Effects of short-term exposure
The substance is irritating to the eyes. The substance may cause effects on the blood and central nervous system. This may result in haemolytic anaemia, nervous disorders and kidney impairment. The effects may be delayed. Medical observation is indicated. 

Effects of long-term or repeated exposure
The substance may have effects on the blood, bone marrow, cardiovascular system, kidneys and nervous system. This may result in anaemia, increase of blood pressure, paralysis, kidney impairment and behavioural effects.
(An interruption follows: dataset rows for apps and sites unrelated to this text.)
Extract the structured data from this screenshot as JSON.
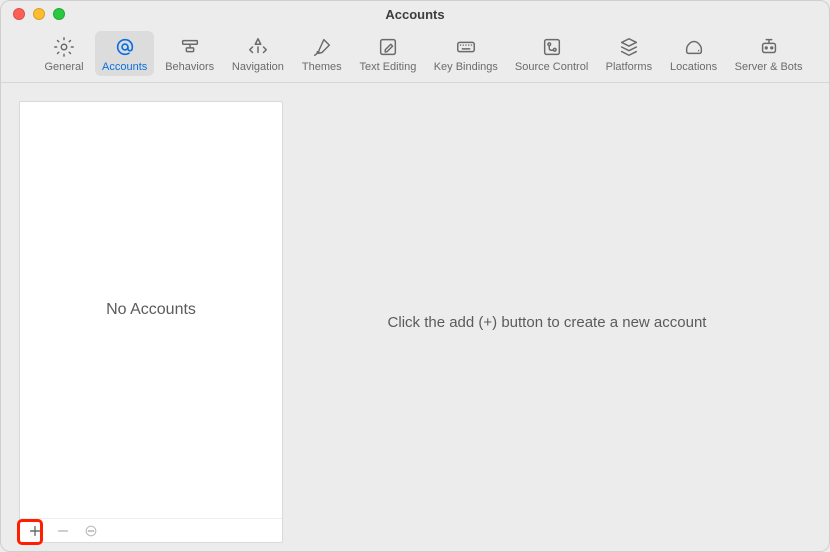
{
  "window": {
    "title": "Accounts"
  },
  "toolbar": {
    "items": [
      {
        "id": "general",
        "label": "General"
      },
      {
        "id": "accounts",
        "label": "Accounts"
      },
      {
        "id": "behaviors",
        "label": "Behaviors"
      },
      {
        "id": "navigation",
        "label": "Navigation"
      },
      {
        "id": "themes",
        "label": "Themes"
      },
      {
        "id": "text-editing",
        "label": "Text Editing"
      },
      {
        "id": "key-bindings",
        "label": "Key Bindings"
      },
      {
        "id": "source-control",
        "label": "Source Control"
      },
      {
        "id": "platforms",
        "label": "Platforms"
      },
      {
        "id": "locations",
        "label": "Locations"
      },
      {
        "id": "server-bots",
        "label": "Server & Bots"
      }
    ],
    "selected": "accounts"
  },
  "sidebar": {
    "empty_label": "No Accounts",
    "footer": {
      "add": "+",
      "remove": "−",
      "more": "⋯"
    }
  },
  "detail": {
    "empty_prompt": "Click the add (+) button to create a new account"
  }
}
This substance is possibly carcinogenic to humans. Causes serious reproductive toxicity in humans. 


PHYSICAL PROPERTIES ENVIRONMENTAL DATA
Melting point: 280°C
Relative density (water = 1): 3.3
Solubility in water, g/100ml at 20°C: 44  
The substance is toxic to aquatic organisms. This substance may be hazardous to the environment. Special attention should be given to birds, mammals, soil contamination and water quality. Bioaccumulation of this chemical may occur in plants and animals. It is strongly advised not to let the chemical enter into the environment because it is persistent. 
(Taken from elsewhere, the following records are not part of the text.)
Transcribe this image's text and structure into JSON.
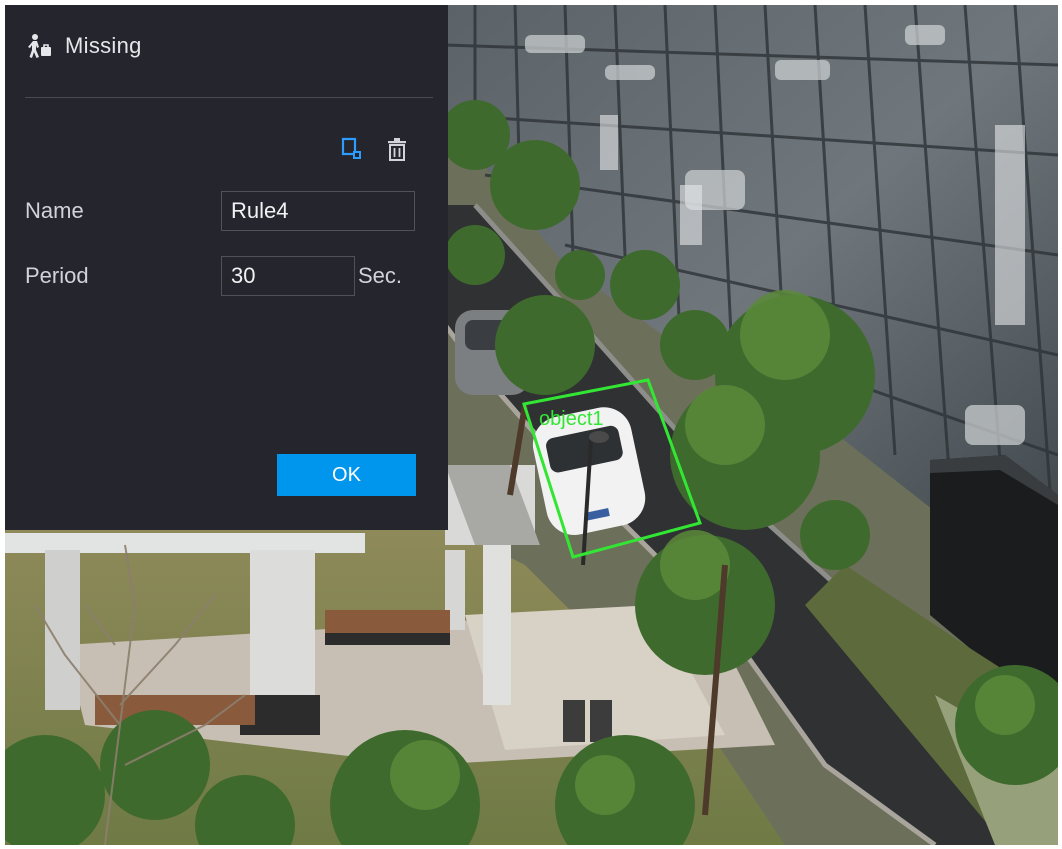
{
  "dialog": {
    "title": "Missing",
    "title_icon": "person-with-bag-icon",
    "toolbar": {
      "draw_icon": "draw-region-icon",
      "delete_icon": "trash-icon"
    },
    "name_label": "Name",
    "name_value": "Rule4",
    "period_label": "Period",
    "period_value": "30",
    "period_unit": "Sec.",
    "ok_label": "OK"
  },
  "video": {
    "object_label": "object1",
    "object_color": "#33e633"
  },
  "colors": {
    "panel_bg": "#25252e",
    "accent": "#0096ee",
    "draw_icon": "#2d9cff"
  }
}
NOTES
Depending on the degree of exposure, periodic medical examination is suggested.
The symptoms of acute intoxication do not become manifest until hours have passed.
Card has been partly updated in October 2004 and 2005.
See sections Occupational Exposure Limits, EU classification, Emergency Response. 

ADDITIONAL INFORMATION
 

IPCS
International
Programme on
Chemical Safety
WHO ILO EC Prepared in the context of cooperation between the International Programme on Chemical Safety and the European Commission
© IPCS 2004-2012
LEGAL NOTICE Neither the EC nor the IPCS nor any person acting on behalf of the EC or the IPCS is responsible for the use which might be made of this information.


    See Also:
       Toxicological Abbreviations